Voyager Books, £10.99

Pirates, princes, priests and heroes come together in this tale of magic, dark gods and piracy on the high seas. Squire James, of Prince Arutha's court, is sent to recover the stolen gem known as the Tear of the Gods. The gem is said to be the conduit through which man can talk to the gods and if it is lost it could lead to terrible suffering throughout the land.

The gem is in a sunken ship at the bottom of the sea and a race is on to see whether the light or dark side can get to it first. Accompanying James on his quest is the formidable mage Jazhara and together they shall strive to overcome the obstacles of evil placed before them.

Raymond E. Feist introduced the world of Midkemia in his first novel, 'Magician', in 1982. Now with thirteen books in print and two computer games on the market he has a global fan base and is a regular on the New York Times Bestseller List. Considering all this success it's quite surprising that his writing is just so poor.

Feist's earlier novels are nowhere near as bad as this one.
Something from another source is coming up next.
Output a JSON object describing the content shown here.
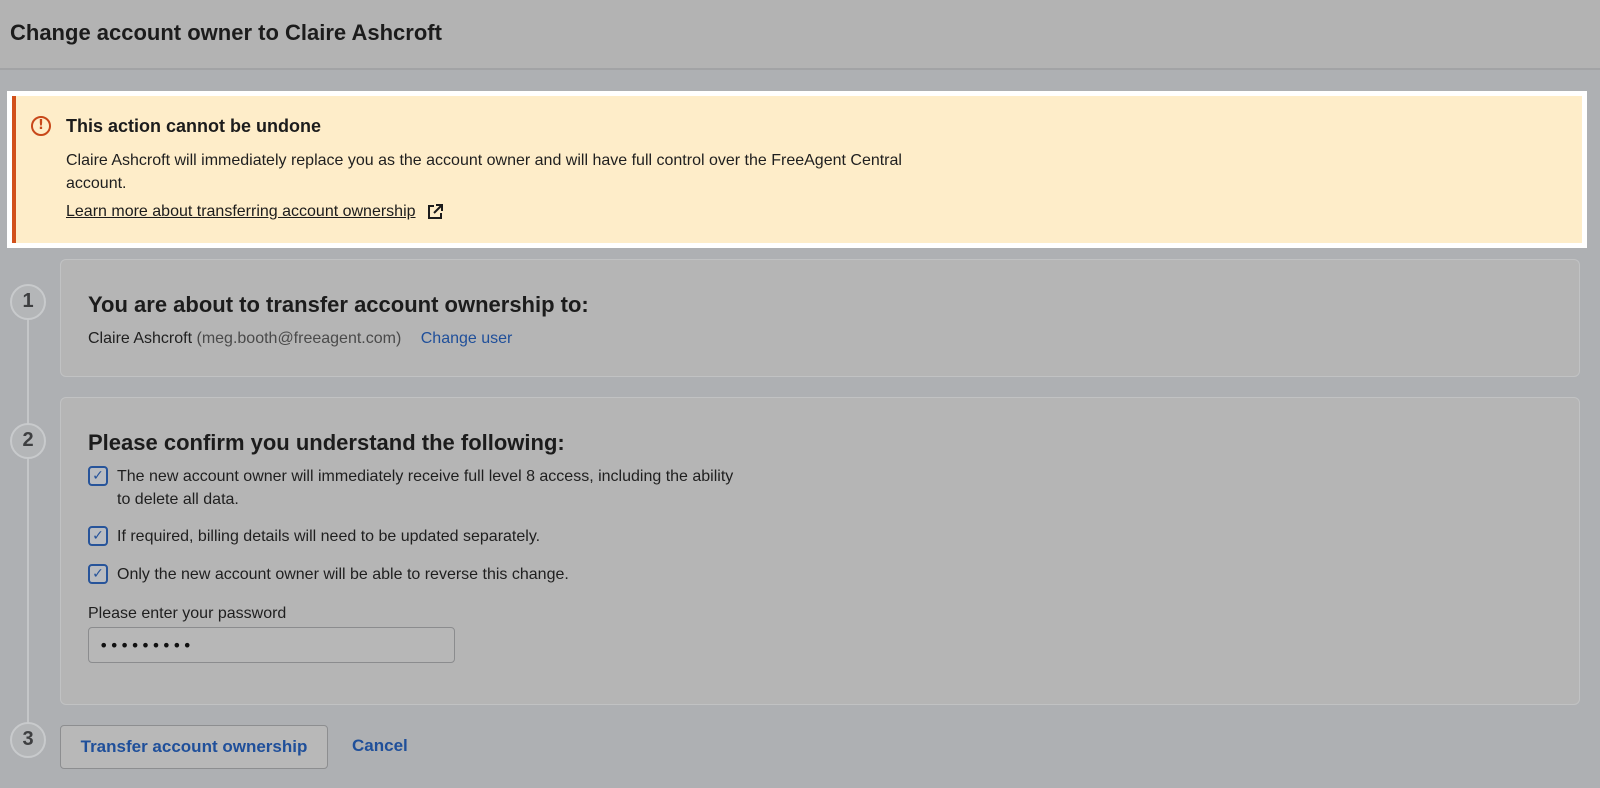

He put more heart and soul into them and it was clear he was developing his world and his characters for the love of it. Certainly his target audience were teenagers but his writing was of sufficient quality that it made acceptable adult fiction.

What followed was success, money and a guaranteed audience. A note at the start of the book gives you due warning for what's to come. This book is based on the plot of a computer game co-devised by Feist. The characters are shallow, the dialogue used only to repeat over and over again the key elements of the plot as the characters talk to each like idiot robots. The plot itself is linear and compartmentalised, like a mini-series. Even the editing is poor, with the same phrase appearing twice or three times in paragraphs throughout the book.

Feist was really phoning it in for this one and his previous success is no excuse for publishing this kind of wasted paper. Still and all I expect it will do quite well and make the money for both the publishers and Feist, which is presumably the only reason he bothered to write this book.

March Rogers